* REQUIRED ACTION *
Show every line below where "rest" appears.

[App and web page records]

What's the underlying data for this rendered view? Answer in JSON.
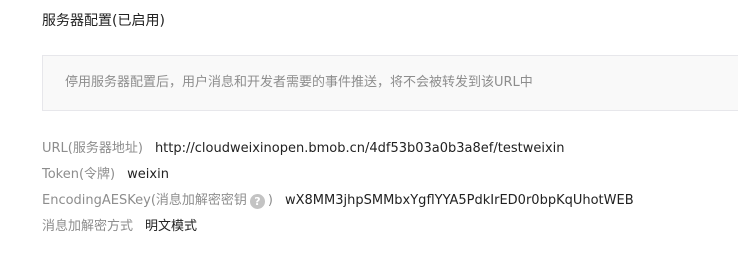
{
  "section": {
    "title": "服务器配置(已启用)"
  },
  "notice": {
    "text": "停用服务器配置后，用户消息和开发者需要的事件推送，将不会被转发到该URL中"
  },
  "config": {
    "url_label": "URL(服务器地址)",
    "url_value": "http://cloudweixinopen.bmob.cn/4df53b03a0b3a8ef/testweixin",
    "token_label": "Token(令牌)",
    "token_value": "weixin",
    "aes_label": "EncodingAESKey(消息加解密密钥",
    "aes_help_icon": "?",
    "aes_label_close": ")",
    "aes_value": "wX8MM3jhpSMMbxYgflYYA5PdkIrED0r0bpKqUhotWEB",
    "mode_label": "消息加解密方式",
    "mode_value": "明文模式"
  }
}
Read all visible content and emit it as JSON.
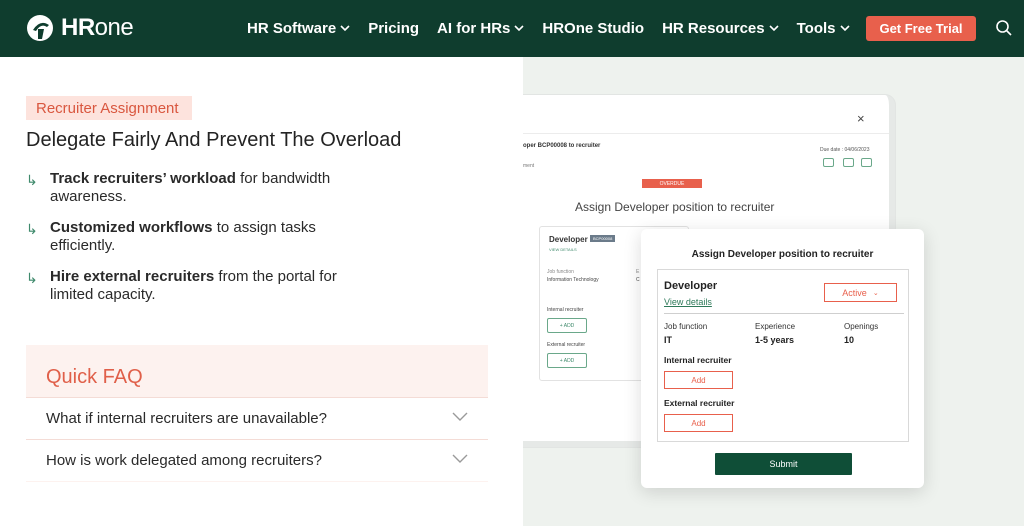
{
  "nav": {
    "logo_bold": "HR",
    "logo_light": "one",
    "items": [
      {
        "label": "HR Software",
        "dropdown": true
      },
      {
        "label": "Pricing",
        "dropdown": false
      },
      {
        "label": "AI for HRs",
        "dropdown": true
      },
      {
        "label": "HROne Studio",
        "dropdown": false
      },
      {
        "label": "HR Resources",
        "dropdown": true
      },
      {
        "label": "Tools",
        "dropdown": true
      }
    ],
    "cta": "Get Free Trial",
    "search_icon": "search-icon"
  },
  "feature": {
    "tag": "Recruiter Assignment",
    "heading": "Delegate Fairly And Prevent The Overload",
    "bullets": [
      {
        "bold": "Track recruiters’ workload",
        "rest": " for bandwidth awareness."
      },
      {
        "bold": "Customized workflows",
        "rest": " to assign tasks efficiently."
      },
      {
        "bold": "Hire external recruiters",
        "rest": " from the portal for limited capacity."
      }
    ]
  },
  "faq": {
    "title": "Quick FAQ",
    "questions": [
      "What if internal recruiters are unavailable?",
      "How is work delegated among recruiters?"
    ]
  },
  "preview_back": {
    "close": "×",
    "title": "oper BCP00008 to recruiter",
    "subtitle": "ment",
    "due": "Due date : 04/06/2023",
    "overdue": "OVERDUE",
    "assign_title": "Assign Developer position to recruiter",
    "card_title": "Developer",
    "card_badge": "BCP00008",
    "view_details": "VIEW DETAILS",
    "job_function_label": "Job function",
    "job_function_value": "Information Technology",
    "trailing_letter": "E",
    "trailing_letter_2": "C",
    "internal": "Internal recruiter",
    "external": "External recruiter",
    "add": "+ ADD"
  },
  "modal": {
    "title": "Assign Developer position to recruiter",
    "position": "Developer",
    "view_details": "View details",
    "status": "Active",
    "fields": [
      {
        "label": "Job function",
        "value": "IT"
      },
      {
        "label": "Experience",
        "value": "1-5 years"
      },
      {
        "label": "Openings",
        "value": "10"
      }
    ],
    "internal_label": "Internal recruiter",
    "external_label": "External recruiter",
    "add_label": "Add",
    "submit": "Submit"
  },
  "colors": {
    "nav_bg": "#0f3d2e",
    "accent": "#e8604c",
    "green": "#3f8a6c"
  }
}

* WRITTEN RESPONSE *
        "rest": " for bandwidth awareness."
        "rest": " to assign tasks efficiently."
        "rest": " from the portal for limited capacity."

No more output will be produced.